How health care workers need help during this crisis

STROUDSBURG, Pa. — How are health care workers coping with the stress of caring for COVID-19 patients day in and day out?

Dr. Lynette Charity is an anesthesiologist who writes and lectures about just this topic. She said now more than ever, someone needs to be helping the health care professionals.

"There's just that sense of why can't I help this person? Why is this person dying?

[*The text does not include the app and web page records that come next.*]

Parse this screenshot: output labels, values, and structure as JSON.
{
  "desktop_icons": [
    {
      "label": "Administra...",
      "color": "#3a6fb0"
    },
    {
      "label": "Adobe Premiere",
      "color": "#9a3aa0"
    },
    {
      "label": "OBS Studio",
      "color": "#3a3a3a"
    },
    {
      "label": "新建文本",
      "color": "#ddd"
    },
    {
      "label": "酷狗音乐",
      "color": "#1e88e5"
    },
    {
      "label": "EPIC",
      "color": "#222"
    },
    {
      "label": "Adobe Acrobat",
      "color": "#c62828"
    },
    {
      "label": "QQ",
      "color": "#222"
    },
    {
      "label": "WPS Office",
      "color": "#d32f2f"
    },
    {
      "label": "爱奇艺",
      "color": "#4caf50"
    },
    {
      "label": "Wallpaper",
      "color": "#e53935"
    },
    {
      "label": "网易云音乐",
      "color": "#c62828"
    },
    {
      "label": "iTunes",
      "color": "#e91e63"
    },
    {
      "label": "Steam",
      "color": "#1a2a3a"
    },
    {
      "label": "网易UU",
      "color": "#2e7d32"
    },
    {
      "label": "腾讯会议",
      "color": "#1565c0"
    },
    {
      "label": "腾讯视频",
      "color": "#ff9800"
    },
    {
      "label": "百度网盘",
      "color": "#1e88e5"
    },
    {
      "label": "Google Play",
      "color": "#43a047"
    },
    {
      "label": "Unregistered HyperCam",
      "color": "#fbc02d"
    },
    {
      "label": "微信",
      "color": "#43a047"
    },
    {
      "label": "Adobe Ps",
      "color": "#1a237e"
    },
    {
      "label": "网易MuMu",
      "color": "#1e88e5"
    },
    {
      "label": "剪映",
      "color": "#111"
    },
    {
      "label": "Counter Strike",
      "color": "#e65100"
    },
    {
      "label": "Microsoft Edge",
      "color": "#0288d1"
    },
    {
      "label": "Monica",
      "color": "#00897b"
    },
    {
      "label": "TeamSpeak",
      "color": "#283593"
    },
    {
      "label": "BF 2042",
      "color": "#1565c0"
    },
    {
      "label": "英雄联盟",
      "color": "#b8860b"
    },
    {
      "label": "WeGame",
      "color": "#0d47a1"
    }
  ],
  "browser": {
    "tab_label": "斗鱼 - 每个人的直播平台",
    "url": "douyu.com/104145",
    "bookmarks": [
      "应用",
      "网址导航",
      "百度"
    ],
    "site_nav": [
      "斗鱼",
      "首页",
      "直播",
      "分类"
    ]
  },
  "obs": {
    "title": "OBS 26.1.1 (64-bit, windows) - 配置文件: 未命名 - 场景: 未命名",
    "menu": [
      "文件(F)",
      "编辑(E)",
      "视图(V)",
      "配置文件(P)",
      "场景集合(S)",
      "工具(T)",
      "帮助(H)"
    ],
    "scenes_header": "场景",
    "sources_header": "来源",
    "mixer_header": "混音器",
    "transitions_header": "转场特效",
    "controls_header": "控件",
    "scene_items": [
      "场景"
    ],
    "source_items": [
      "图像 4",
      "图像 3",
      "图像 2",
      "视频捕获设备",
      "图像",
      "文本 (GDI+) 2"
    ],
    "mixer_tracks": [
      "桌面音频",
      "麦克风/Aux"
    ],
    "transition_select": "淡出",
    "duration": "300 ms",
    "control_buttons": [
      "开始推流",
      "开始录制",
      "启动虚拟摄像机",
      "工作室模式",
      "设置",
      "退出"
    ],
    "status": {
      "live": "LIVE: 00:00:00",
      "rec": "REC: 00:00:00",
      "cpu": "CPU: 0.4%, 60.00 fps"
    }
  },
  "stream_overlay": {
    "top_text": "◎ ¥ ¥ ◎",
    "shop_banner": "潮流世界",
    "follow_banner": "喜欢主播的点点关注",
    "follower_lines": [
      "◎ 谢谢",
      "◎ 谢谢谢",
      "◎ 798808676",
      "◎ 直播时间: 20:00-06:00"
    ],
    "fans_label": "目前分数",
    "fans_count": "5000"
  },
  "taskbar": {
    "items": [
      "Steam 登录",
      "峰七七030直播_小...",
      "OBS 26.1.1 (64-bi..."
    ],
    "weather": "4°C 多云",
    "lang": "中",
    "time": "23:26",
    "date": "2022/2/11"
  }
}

All of those questions are going on, and it's leading a lot of these health care workers down that slippery slope, and as you know, recently just last month, there was one physician that I know of and actually an EMT in New York who died of suicide."

Dr. Charity said it is also key that doctors, nurses, and other health workers recognize the signs of being overworked and overstressed and take care of themselves by talking about their feelings with others and taking breaks when they need to.

"You cannot be on the top of your game if you haven't had any sleep if you haven't had any me time to just process what's going on," she said.

Dr. Charity said this pandemic has really brought the burnout problem to the forefront.

She hopes more is done to help the healers.

"We've never experienced this before and hopefully never again, but while we're within it, we have to develop new coping mechanisms so we can stay healthy and get out of this."

With so many shortages in the health care field and many working long hours, Dr. Charity said she knows the burnout is a tough thing to deal with, but she believes everyone should try.